In a very real sense, the plea is only the tip of the iceberg, because inflation is impacting everyone, and the spiralling costs are rippling outwards to hurt every wallet, and every budget of every municipality, school division, health region, companies both large and small, and every resident who has to pay all of the costs.
It is an old adage that there is only one taxpayer. Joe Citizen is the one to whom the burden falls, because unlike businesses or governments, he or she is unable to pass on the increase costs of living to anyone else.
All tax bills, from the local municipality, the provincial and federal levels, all end up on the doorstep of the ordinary citizen, and the simple fact is, people only have finite resources.
There has to be a breaking point, because no person, business or municipality has the ability to just keep paying more and more and more – something has to give somewhere.

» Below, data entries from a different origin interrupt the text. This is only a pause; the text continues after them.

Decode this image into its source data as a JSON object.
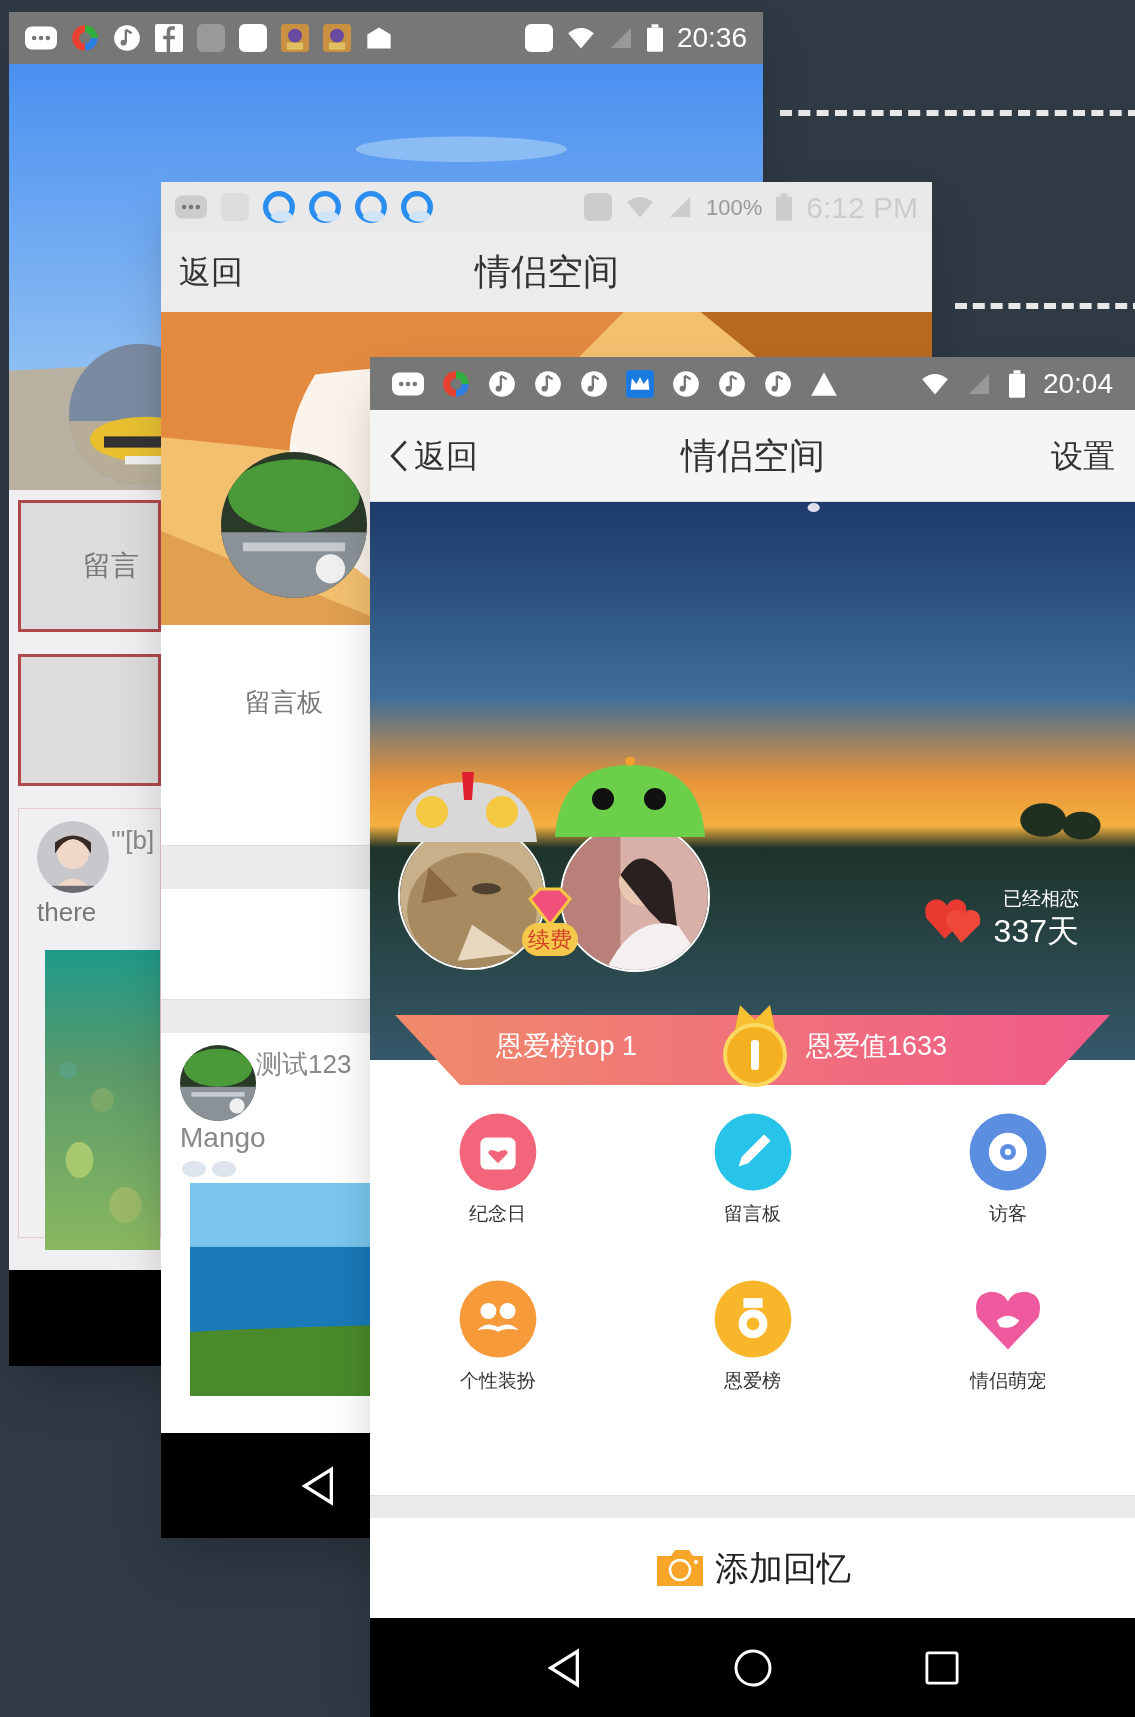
{
  "back_screen": {
    "status_bar": {
      "time": "20:36"
    },
    "message_board_button": "留言",
    "comment": {
      "text": "'\"[b]",
      "name": "there"
    }
  },
  "middle_screen": {
    "status_bar": {
      "battery": "100%",
      "time": "6:12 PM"
    },
    "header": {
      "back": "返回",
      "title": "情侣空间"
    },
    "message_board_label": "留言板",
    "post": {
      "title": "测试123",
      "author": "Mango"
    }
  },
  "front_screen": {
    "status_bar": {
      "time": "20:04"
    },
    "header": {
      "back": "返回",
      "title": "情侣空间",
      "settings": "设置"
    },
    "renew_badge": "续费",
    "relationship": {
      "label": "已经相恋",
      "days": "337天"
    },
    "banner": {
      "rank": "恩爱榜top 1",
      "score": "恩爱值1633"
    },
    "features": [
      {
        "label": "纪念日",
        "kind": "calendar",
        "color": "#f2657b"
      },
      {
        "label": "留言板",
        "kind": "pen",
        "color": "#27c3e8"
      },
      {
        "label": "访客",
        "kind": "eye",
        "color": "#5b8ee0"
      },
      {
        "label": "个性装扮",
        "kind": "mustache",
        "color": "#f79a3a"
      },
      {
        "label": "恩爱榜",
        "kind": "medal",
        "color": "#f8b62b"
      },
      {
        "label": "情侣萌宠",
        "kind": "heart",
        "color": "#ee5a9d"
      }
    ],
    "add_memory": "添加回忆"
  }
}
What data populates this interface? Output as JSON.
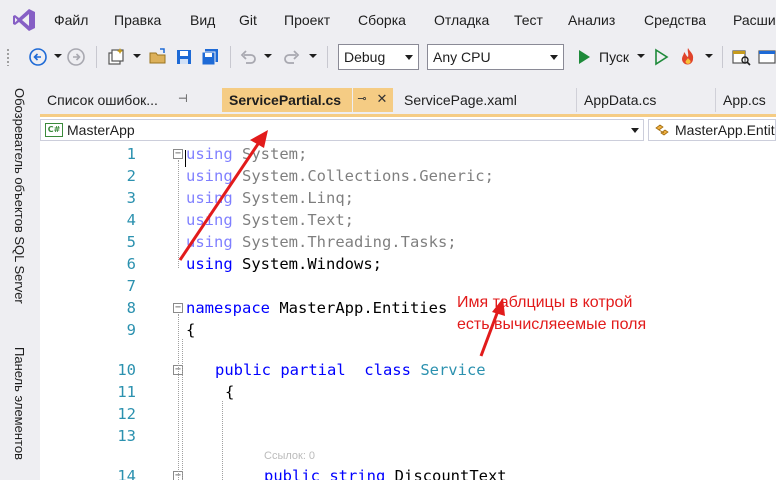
{
  "menu": {
    "items": [
      "Файл",
      "Правка",
      "Вид",
      "Git",
      "Проект",
      "Сборка",
      "Отладка",
      "Тест",
      "Анализ",
      "Средства",
      "Расши"
    ]
  },
  "toolbar": {
    "configuration": "Debug",
    "platform": "Any CPU",
    "start_label": "Пуск"
  },
  "side_panel": {
    "tabs": [
      "Обозреватель объектов SQL Server",
      "Панель элементов"
    ]
  },
  "tabs": [
    {
      "label": "Список ошибок...",
      "active": false
    },
    {
      "label": "ServicePartial.cs",
      "active": true
    },
    {
      "label": "ServicePage.xaml",
      "active": false
    },
    {
      "label": "AppData.cs",
      "active": false
    },
    {
      "label": "App.cs",
      "active": false
    }
  ],
  "navbar": {
    "project": "MasterApp",
    "type": "MasterApp.Entit"
  },
  "editor": {
    "lines": [
      {
        "num": "1",
        "kw": "using",
        "rest": " System;"
      },
      {
        "num": "2",
        "kw": "using",
        "rest": " System.Collections.Generic;"
      },
      {
        "num": "3",
        "kw": "using",
        "rest": " System.Linq;"
      },
      {
        "num": "4",
        "kw": "using",
        "rest": " System.Text;"
      },
      {
        "num": "5",
        "kw": "using",
        "rest": " System.Threading.Tasks;"
      },
      {
        "num": "6",
        "kw": "using",
        "rest": " System.Windows;"
      },
      {
        "num": "7"
      },
      {
        "num": "8",
        "kw": "namespace",
        "rest": " MasterApp.Entities"
      },
      {
        "num": "9",
        "rest": "{"
      },
      {
        "num": "10",
        "kw": "public partial  class",
        "type": "Service"
      },
      {
        "num": "11",
        "rest": "{"
      },
      {
        "num": "12"
      },
      {
        "num": "13"
      },
      {
        "num": "14",
        "kw": "public string",
        "rest": " DiscountText"
      }
    ],
    "codelens": "Ссылок: 0"
  },
  "annotation": {
    "line1": "Имя таблцицы в котрой",
    "line2": "есть вычисляеемые поля",
    "color": "#e21b1b"
  }
}
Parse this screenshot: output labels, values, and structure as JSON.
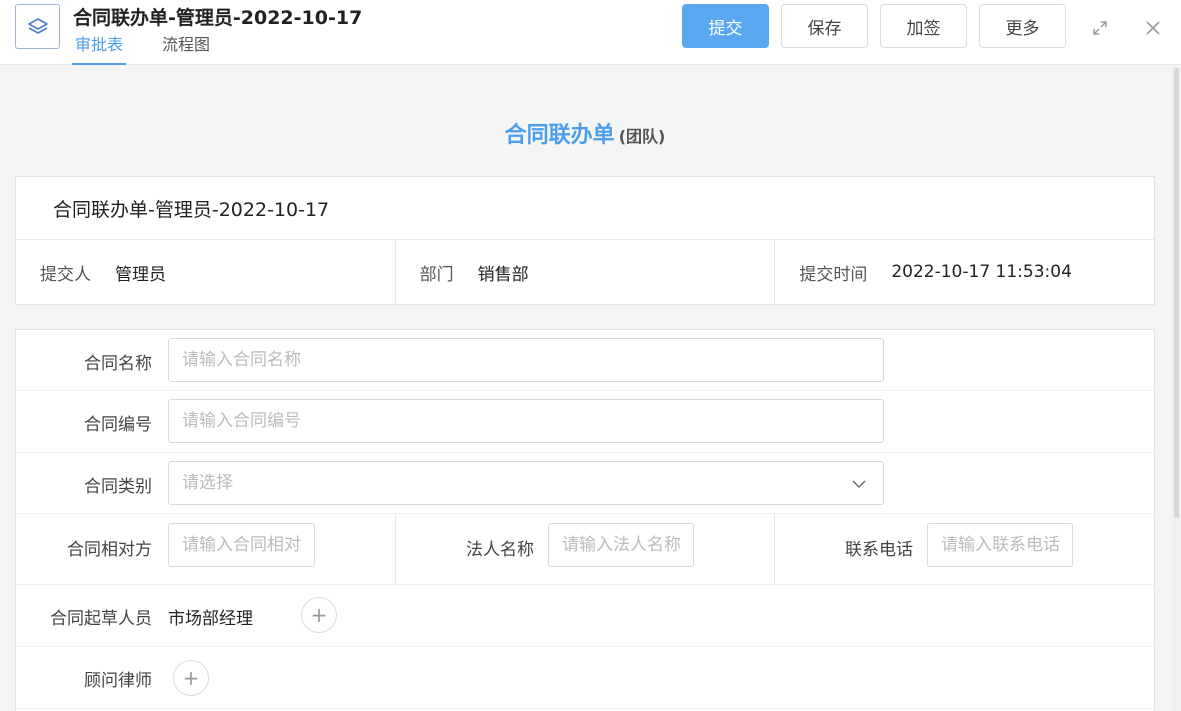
{
  "header": {
    "title": "合同联办单-管理员-2022-10-17",
    "tabs": [
      {
        "label": "审批表",
        "active": true
      },
      {
        "label": "流程图",
        "active": false
      }
    ],
    "buttons": {
      "submit": "提交",
      "save": "保存",
      "sign": "加签",
      "more": "更多"
    },
    "icons": [
      "layers-icon",
      "expand-icon",
      "close-icon"
    ]
  },
  "form_heading": {
    "title": "合同联办单",
    "subtitle": "(团队)"
  },
  "info": {
    "title": "合同联办单-管理员-2022-10-17",
    "submitter_label": "提交人",
    "submitter": "管理员",
    "dept_label": "部门",
    "dept": "销售部",
    "time_label": "提交时间",
    "time": "2022-10-17 11:53:04"
  },
  "fields": {
    "contract_name": {
      "label": "合同名称",
      "placeholder": "请输入合同名称"
    },
    "contract_no": {
      "label": "合同编号",
      "placeholder": "请输入合同编号"
    },
    "contract_type": {
      "label": "合同类别",
      "placeholder": "请选择"
    },
    "counterparty": {
      "label": "合同相对方",
      "placeholder": "请输入合同相对"
    },
    "legal_name": {
      "label": "法人名称",
      "placeholder": "请输入法人名称"
    },
    "phone": {
      "label": "联系电话",
      "placeholder": "请输入联系电话"
    },
    "drafter": {
      "label": "合同起草人员",
      "value": "市场部经理"
    },
    "lawyer": {
      "label": "顾问律师"
    }
  },
  "colors": {
    "accent": "#4a9eea",
    "submit_button": "#58a7ef"
  }
}
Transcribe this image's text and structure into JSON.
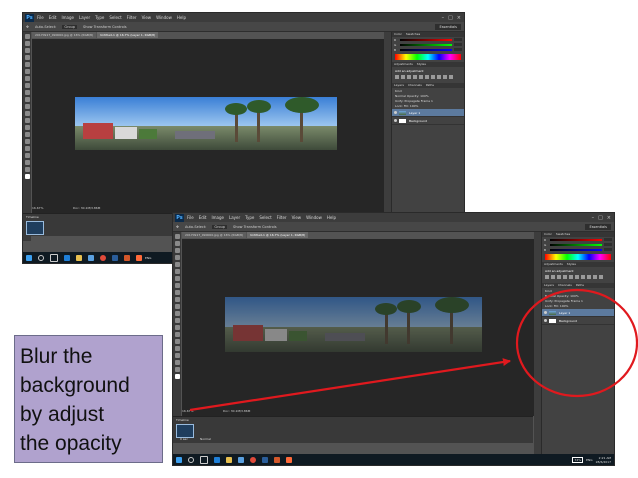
{
  "app": {
    "logo": "Ps",
    "menu": [
      "File",
      "Edit",
      "Image",
      "Layer",
      "Type",
      "Select",
      "Filter",
      "View",
      "Window",
      "Help"
    ],
    "window_controls": [
      "minimize-icon",
      "maximize-icon",
      "close-icon"
    ]
  },
  "options_bar": {
    "auto_select_label": "Auto-Select:",
    "auto_select_value": "Group",
    "show_transform_label": "Show Transform Controls",
    "workspace": "Essentials"
  },
  "documents": {
    "tab_1": "20170917_090000.jpg @ 16% (RGB/8)",
    "tab_2": "Untitled-1 @ 16.7% (Layer 1, RGB/8)",
    "zoom_status": "16.67%",
    "doc_status": "Doc: 30.1M/3.86M"
  },
  "timeline": {
    "title": "Timeline",
    "clip_label": "0 sec",
    "mode": "Normal"
  },
  "panels": {
    "color_tabs": [
      "Color",
      "Swatches"
    ],
    "channels": [
      "R",
      "G",
      "B"
    ],
    "adjustments_tabs": [
      "Adjustments",
      "Styles"
    ],
    "adjustments_title": "Add an adjustment",
    "layer_tabs": [
      "Layers",
      "Channels",
      "Paths"
    ],
    "kind": "Kind",
    "blend_mode": "Normal",
    "opacity_label": "Opacity:",
    "opacity_value": "100%",
    "lock_label": "Lock:",
    "fill_label": "Fill:",
    "fill_value": "100%",
    "unify_label": "Unify:",
    "propagate_label": "Propagate Frame 1",
    "layers": [
      {
        "name": "Layer 1"
      },
      {
        "name": "Background"
      }
    ]
  },
  "taskbar": {
    "clock_time": "2:21 AM",
    "clock_date": "28/6/2017",
    "language": "ENG",
    "battery": "74%"
  },
  "caption": {
    "lines": [
      "Blur the",
      "background",
      "by adjust",
      "the opacity"
    ]
  },
  "colors": {
    "annotation": "#e0191e",
    "caption_bg": "#b0a2ce",
    "ps_bg": "#535353"
  }
}
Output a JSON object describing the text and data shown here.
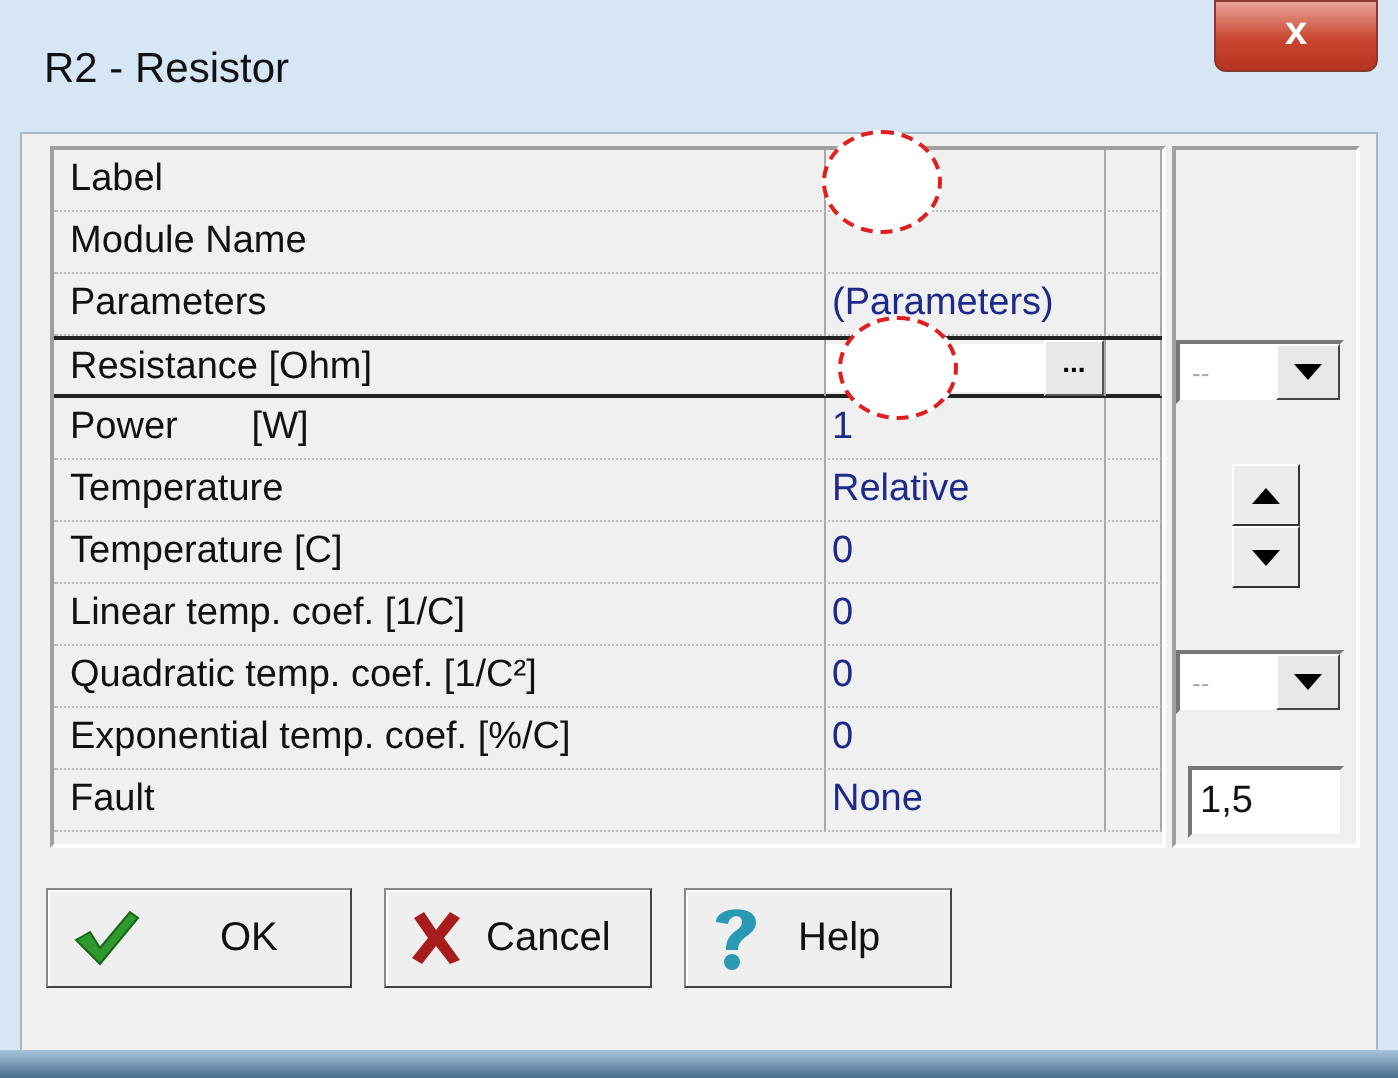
{
  "window": {
    "title": "R2 - Resistor",
    "close": "x"
  },
  "properties": [
    {
      "name": "Label",
      "kind": "text",
      "redacted": true,
      "selected": false
    },
    {
      "name": "Module Name",
      "kind": "text",
      "redacted": false,
      "selected": false
    },
    {
      "name": "Parameters",
      "kind": "text",
      "value": "(Parameters)",
      "redacted": false,
      "selected": false
    },
    {
      "name": "Resistance [Ohm]",
      "kind": "edit",
      "button": "...",
      "redacted": true,
      "selected": true
    },
    {
      "name": "Power       [W]",
      "kind": "text",
      "value": "1",
      "redacted": false,
      "selected": false
    },
    {
      "name": "Temperature",
      "kind": "text",
      "value": "Relative",
      "redacted": false,
      "selected": false
    },
    {
      "name": "Temperature [C]",
      "kind": "text",
      "value": "0",
      "redacted": false,
      "selected": false
    },
    {
      "name": "Linear temp. coef. [1/C]",
      "kind": "text",
      "value": "0",
      "redacted": false,
      "selected": false
    },
    {
      "name": "Quadratic temp. coef. [1/C²]",
      "kind": "text",
      "value": "0",
      "redacted": false,
      "selected": false
    },
    {
      "name": "Exponential temp. coef. [%/C]",
      "kind": "text",
      "value": "0",
      "redacted": false,
      "selected": false
    },
    {
      "name": "Fault",
      "kind": "text",
      "value": "None",
      "redacted": false,
      "selected": false
    }
  ],
  "side_panel": {
    "dropdown_1": "--",
    "dropdown_2": "--",
    "field": "1,5"
  },
  "buttons": [
    {
      "label": "OK",
      "kind": "ok"
    },
    {
      "label": "Cancel",
      "kind": "cancel"
    },
    {
      "label": "Help",
      "kind": "help"
    }
  ]
}
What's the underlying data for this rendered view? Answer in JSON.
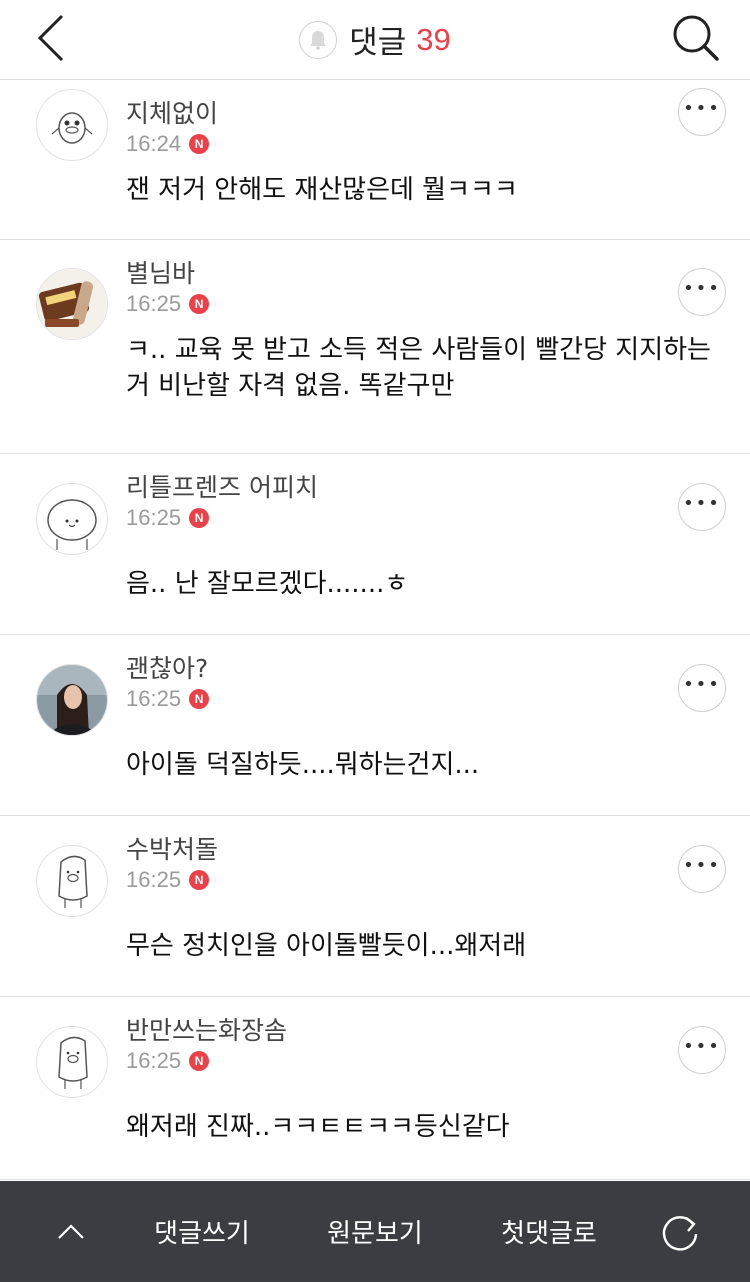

Unfortunately, the most vulnerable of our society are the first to suffer, those who are on low incomes or social assistance, and are reliant on social housing and welfare to keep food on the table.
When the grocery bills are high, rent is due, medications are needed and utility bills come in, and gas is needed in the vehicle in order to go to work, what will the breaking point be?
There are accounts, for example, of seniors who cannot afford their rent and medication and food, and some give up either getting their medicine (which could be fatal) or buying enough groceries to feed them for a week.
Food banks across the country, including the Salvation Army’s food bank here in Weyburn, are all seeing high rates of usage, and increasing numbers of people who are needing help in order to eat.
There are very few areas where help can be given from a governmental level, but the level of taxes is certainly one within their control. Understandably, some governments are reluctant to get very involved in intervening in economic matters that might impact businesses and industry, but one area they could consider a temporary measure of relief is in fuel taxes.
In particular, the federal carbon tax could be curtailed, which has compounded the hurt, especially in provinces like Saskatchewan. The government has been unrelenting in this punitive tax, even in the midst of COVID, when they broke all faith and promises not to raise taxes during the pandemic. It’s time to turn things around and consider giving some relief, as costs keep going up.